3. Distribution model: By which method will the product be sold and delivered? This third stage takes all the insight, metrics, and information from the second part to define where your product will be sold and how it will get to the customer. For some products and businesses, that distribution model may be from an online retail platform, which distorts the traditional territory model as the “selling spot” isn’t geographical. However, the considerations are how, logistically, the product will get to the customer? Another factor is, for example, whether you’re selling sneakers to a store, or the rubber for the soles to the manufacturers. While the former is more likely to involve assigning a physical sales executive or team to the sneaker shops in that district, the latter is about managing raw resources and long journeys to them to the factory.
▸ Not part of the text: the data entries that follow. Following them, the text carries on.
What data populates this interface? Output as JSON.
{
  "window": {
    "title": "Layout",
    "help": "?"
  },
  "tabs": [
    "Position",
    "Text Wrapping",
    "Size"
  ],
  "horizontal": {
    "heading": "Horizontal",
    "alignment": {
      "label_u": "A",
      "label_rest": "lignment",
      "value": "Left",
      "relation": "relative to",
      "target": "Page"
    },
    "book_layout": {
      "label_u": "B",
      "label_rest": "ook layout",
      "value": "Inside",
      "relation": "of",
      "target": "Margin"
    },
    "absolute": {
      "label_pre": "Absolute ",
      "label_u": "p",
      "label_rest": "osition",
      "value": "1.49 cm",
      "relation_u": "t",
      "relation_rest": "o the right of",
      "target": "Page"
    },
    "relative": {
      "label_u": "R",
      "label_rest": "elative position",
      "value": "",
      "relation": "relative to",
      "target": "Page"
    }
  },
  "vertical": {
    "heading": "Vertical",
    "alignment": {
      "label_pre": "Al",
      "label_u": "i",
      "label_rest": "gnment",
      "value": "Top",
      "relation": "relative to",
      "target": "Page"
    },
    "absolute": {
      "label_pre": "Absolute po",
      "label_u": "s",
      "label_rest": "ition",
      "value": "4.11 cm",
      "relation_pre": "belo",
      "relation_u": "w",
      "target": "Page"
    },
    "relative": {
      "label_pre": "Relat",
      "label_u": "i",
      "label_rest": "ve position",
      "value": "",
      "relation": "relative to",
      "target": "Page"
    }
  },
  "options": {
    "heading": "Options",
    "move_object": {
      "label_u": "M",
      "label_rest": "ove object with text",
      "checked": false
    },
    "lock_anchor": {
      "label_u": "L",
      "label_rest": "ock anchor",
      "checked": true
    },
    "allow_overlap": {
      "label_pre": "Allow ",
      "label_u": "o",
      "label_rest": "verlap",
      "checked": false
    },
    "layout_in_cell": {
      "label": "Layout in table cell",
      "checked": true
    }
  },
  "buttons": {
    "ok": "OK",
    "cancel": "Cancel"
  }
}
Let’s reiterate, strategic GTM decisions around distribution will be flimsy without applying sales planning rigor to the structure. And when we say sales planning, yes, you’ve guessed it, that’s putting territory and quota management front and center.

4. Messaging, branding, and positioning of product: What are the unique selling point (USP), differentiators, and advantages of this product/service in comparison to others on the market? While one may be more at the actual marketing end of the GTM strategy, sales planning to support launch can’t move forward without sales teams being involved, aware and on board with messaging and positioning. No matter how powerful your advertising/social media/retail presence is, sales executives are your front-line communicators and influencers when it comes to getting that product where it needs to be. At the core of any messaging are the value proposition and the messaging matrix that supports it.

There is another part of this to think about. If this launch looks like being a more difficult sell or you’re entering new territory, you require experienced, persuasive people to be doing the pushing, so they need to know the matrix and value proposition from every angle. If you’re trying to break into a market where there may be certain cultural rules and conventions that need to be navigated with care, then it’s those with diplomacy skills that would be a better fit for the territory.

5. Price: When it comes to the bottom line, how much are we charging? The best-laid plans and GTM strategies may get stuck in the weeds without a robust pricing process. There are of course a ton of factors that account for that final decision, but your sales team are the ones that really know whether longstanding, loyal customers will be accepting of the price tag and if they can justify the price to new prospects when canvassing for fresh business. Not only is this relevant to territory management, but pricing can play its part in quota allocations. Quota setting is never just a case of how many customers, it’s also how much an account is potentially worth over a given financial period and how much product that customer is likely to buy.

Territory Management and Quota Allocation in Sales Planning

Within these GTM strategy tiers are further factors, including audience research, product trials, competitor analysis, feasibility studies, message testing, and trial runs for specific customers or areas. All of these can be road-tested and flexed by integrating sales planning methodologies and by using sales templates. It’s also worth noting that every element of sales planning and metrics touch on the importance of territory management and quota allocation.

Whether you’re placing your GTM strategy emphasis on customer need, competition, or the product’s ability to solve a problem; where you sell, how you resource that area, and who you engage with as a lead is down to territories and quotas.

When you fully embrace this planning solution and understand Territory Management and Quota Allocation’s role in the wider GTM strategy through the implementation of a software solution, you automatically increase your chances of a well-targeted and successful product launch.

Discover how to better galvanize your go-to-market strategy by booking a demo with Varicent today.